Randomized controlled trials of agalsidase alfa or beta in participants diagnosed with Anderson-Fabry disease.

Data collection and analysis: 

Two authors selected relevant trials, assessed methodological quality and extracted data.

Main results: 

Nine trials comparing either agalsidase alfa or beta in 351 participants fulfilled the selection criteria.

Both trials comparing agalsidase alfa to placebo reported on globotriaosylceramide concentration in plasma and tissue; aggregate results were non-significant. One trial reported pain scores measured by the Brief Pain Inventory severity, there was a statistically significant improvement for participants receiving treatment at up to three months, mean difference -2.10 (95% confidence interval -3.79 to -0.41; at up to five months, mean difference -1.90 (95% confidence interval -3.65 to -0.15); and at up to six months, mean difference -2.00 (95% confidence interval -3.66 to -0.34). There was a significant difference in the Brief Pain Inventory pain-related quality of life at over five months and up to six months, mean difference -2.10 (95% confidence interval -3.92 to -0.28) but not at other time points. Death was not an outcome in either of the trials.
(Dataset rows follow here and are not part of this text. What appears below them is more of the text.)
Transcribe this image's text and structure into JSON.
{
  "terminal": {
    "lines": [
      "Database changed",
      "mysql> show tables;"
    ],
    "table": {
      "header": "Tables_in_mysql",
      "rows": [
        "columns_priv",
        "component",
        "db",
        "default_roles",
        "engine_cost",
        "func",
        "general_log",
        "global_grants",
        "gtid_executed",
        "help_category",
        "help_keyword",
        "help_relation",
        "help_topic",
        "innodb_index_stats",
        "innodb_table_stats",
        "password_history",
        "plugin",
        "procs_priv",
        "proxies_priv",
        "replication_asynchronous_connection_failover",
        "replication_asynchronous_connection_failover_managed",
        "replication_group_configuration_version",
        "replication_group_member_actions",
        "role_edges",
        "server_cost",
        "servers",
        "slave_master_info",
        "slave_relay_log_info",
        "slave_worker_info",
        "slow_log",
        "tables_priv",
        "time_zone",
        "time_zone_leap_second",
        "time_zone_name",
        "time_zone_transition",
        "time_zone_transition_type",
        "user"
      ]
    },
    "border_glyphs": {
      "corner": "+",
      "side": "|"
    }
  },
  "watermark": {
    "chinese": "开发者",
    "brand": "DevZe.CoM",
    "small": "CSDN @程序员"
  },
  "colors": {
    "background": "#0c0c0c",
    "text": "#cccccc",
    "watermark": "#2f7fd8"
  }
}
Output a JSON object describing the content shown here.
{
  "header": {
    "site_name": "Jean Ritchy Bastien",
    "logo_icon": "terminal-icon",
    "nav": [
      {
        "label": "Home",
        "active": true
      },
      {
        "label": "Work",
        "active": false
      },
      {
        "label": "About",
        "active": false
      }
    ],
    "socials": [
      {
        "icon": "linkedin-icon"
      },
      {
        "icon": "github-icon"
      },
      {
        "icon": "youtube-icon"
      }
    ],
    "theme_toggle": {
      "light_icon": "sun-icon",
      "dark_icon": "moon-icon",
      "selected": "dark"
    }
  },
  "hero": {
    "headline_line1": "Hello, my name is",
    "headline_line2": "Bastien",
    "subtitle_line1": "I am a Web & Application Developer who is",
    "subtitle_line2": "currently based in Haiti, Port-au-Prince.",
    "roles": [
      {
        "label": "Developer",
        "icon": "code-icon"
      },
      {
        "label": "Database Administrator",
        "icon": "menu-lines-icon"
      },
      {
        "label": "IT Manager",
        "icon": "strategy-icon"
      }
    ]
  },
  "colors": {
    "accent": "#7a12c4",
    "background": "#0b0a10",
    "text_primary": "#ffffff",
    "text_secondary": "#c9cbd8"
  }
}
One of the three trials comparing agalsidase beta to placebo reported on globotriaosylceramide concentration in plasma and tissue and showed significant improvement: kidney, mean difference -1.70 (95% confidence interval -2.09 to -1.31); heart, mean difference -0.90 (95% confidence interval -1.18 to -0.62); and composite results (renal, cardiac, and cerebrovascular complications and death), mean difference -4.80 (95% confidence interval -5.45 to -4.15). There was no significant difference between groups for death; no trials reported on pain.
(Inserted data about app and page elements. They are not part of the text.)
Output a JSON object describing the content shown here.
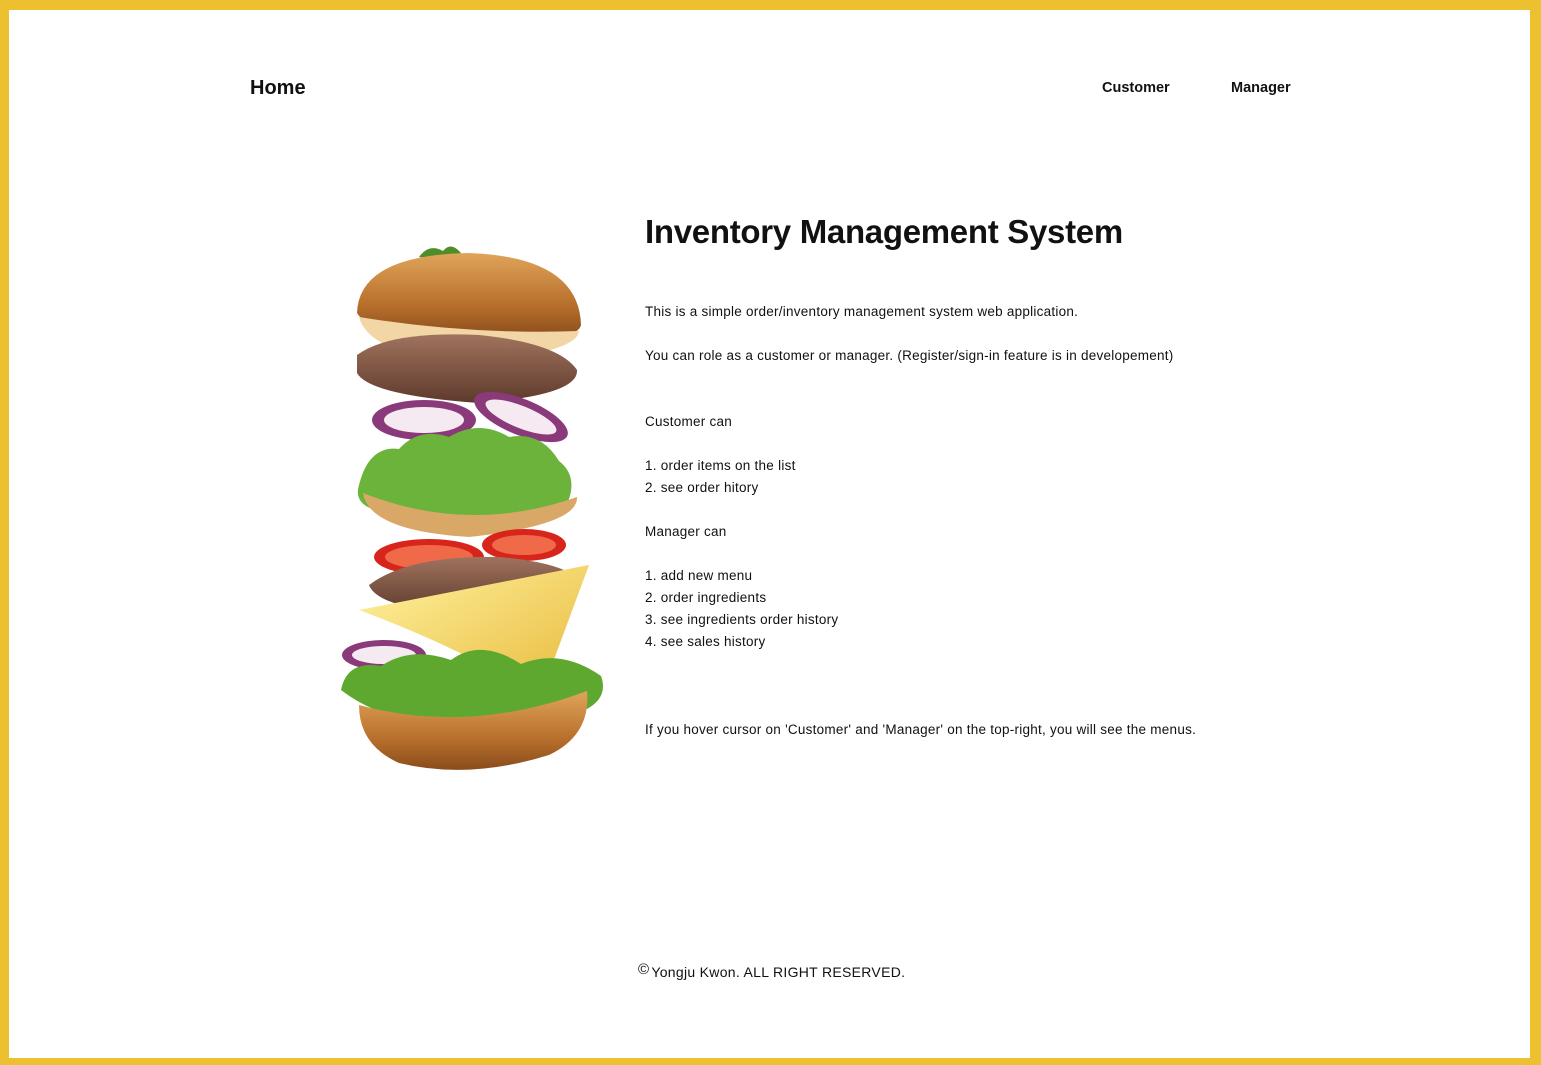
{
  "nav": {
    "home_label": "Home",
    "customer_label": "Customer",
    "manager_label": "Manager"
  },
  "main": {
    "title": "Inventory Management System",
    "intro": "This is a simple order/inventory management system web application.",
    "role_note": "You can role as a customer or manager. (Register/sign-in feature is in developement)",
    "customer_heading": "Customer can",
    "customer_items": [
      "1. order items on the list",
      "2. see order hitory"
    ],
    "manager_heading": "Manager can",
    "manager_items": [
      "1. add new menu",
      "2. order ingredients",
      "3. see ingredients order history",
      "4. see sales history"
    ],
    "hover_note": "If you hover cursor on 'Customer' and 'Manager' on the top-right, you will see the menus."
  },
  "hero_image": {
    "icon": "burger-image"
  },
  "footer": {
    "copyright_symbol": "©",
    "text": "Yongju Kwon. ALL RIGHT RESERVED."
  },
  "colors": {
    "frame": "#ecc02f",
    "background": "#ffffff",
    "text": "#111111"
  }
}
Only two trials compared agalsidase alfa to agalsidase beta. One of them showed no significant difference between the groups regarding adverse events, risk ratio 0.36 (95% confidence interval 0.08 to 1.59), or any serious adverse events; risk ratio 0.30; (95% confidence interval 0.03 to 2.57).

Two trials compared different dosing schedules of agalsidase alfa. One of them involved three different doses (0.2 mg/kg every two weeks; 0.1 mg/kg weekly and; 0.2 mg/kg weekly), the other trial evaluated two further doses to the dosage schedules: 0.4 mg/kg every week and every other week. Both trials failed to show significant differences with various dosing schedules on globotriaosylceramide levels. No significant differences were found among the schedules for the primary efficacy outcome of self-assessed health state, or for pain scores.
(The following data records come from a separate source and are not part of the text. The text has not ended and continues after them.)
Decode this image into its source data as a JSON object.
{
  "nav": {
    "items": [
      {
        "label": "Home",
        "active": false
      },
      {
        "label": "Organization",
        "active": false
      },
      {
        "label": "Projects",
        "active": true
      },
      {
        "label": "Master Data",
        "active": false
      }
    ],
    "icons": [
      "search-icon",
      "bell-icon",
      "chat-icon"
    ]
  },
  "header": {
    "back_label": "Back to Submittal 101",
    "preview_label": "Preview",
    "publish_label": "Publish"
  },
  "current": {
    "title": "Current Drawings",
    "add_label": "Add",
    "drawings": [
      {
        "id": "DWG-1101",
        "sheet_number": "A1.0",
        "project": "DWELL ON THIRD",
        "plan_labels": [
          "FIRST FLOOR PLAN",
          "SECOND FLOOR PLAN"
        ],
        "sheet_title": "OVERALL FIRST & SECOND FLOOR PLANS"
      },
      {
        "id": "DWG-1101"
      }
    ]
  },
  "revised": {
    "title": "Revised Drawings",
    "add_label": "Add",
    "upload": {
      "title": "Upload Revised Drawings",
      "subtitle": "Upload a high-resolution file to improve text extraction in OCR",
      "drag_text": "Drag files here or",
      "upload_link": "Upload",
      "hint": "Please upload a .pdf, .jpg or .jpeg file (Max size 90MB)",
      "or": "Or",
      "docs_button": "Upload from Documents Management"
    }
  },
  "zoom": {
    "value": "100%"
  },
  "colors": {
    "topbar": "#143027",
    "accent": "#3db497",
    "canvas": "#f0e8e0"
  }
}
One trial comparing agalsidase alfa to agalsidase beta showed no significant difference for any adverse events such as dyspnoea and hypertension.

The methodological quality of the included trials was generally unclear for the random sequence generation and allocation concealment.

Share/Save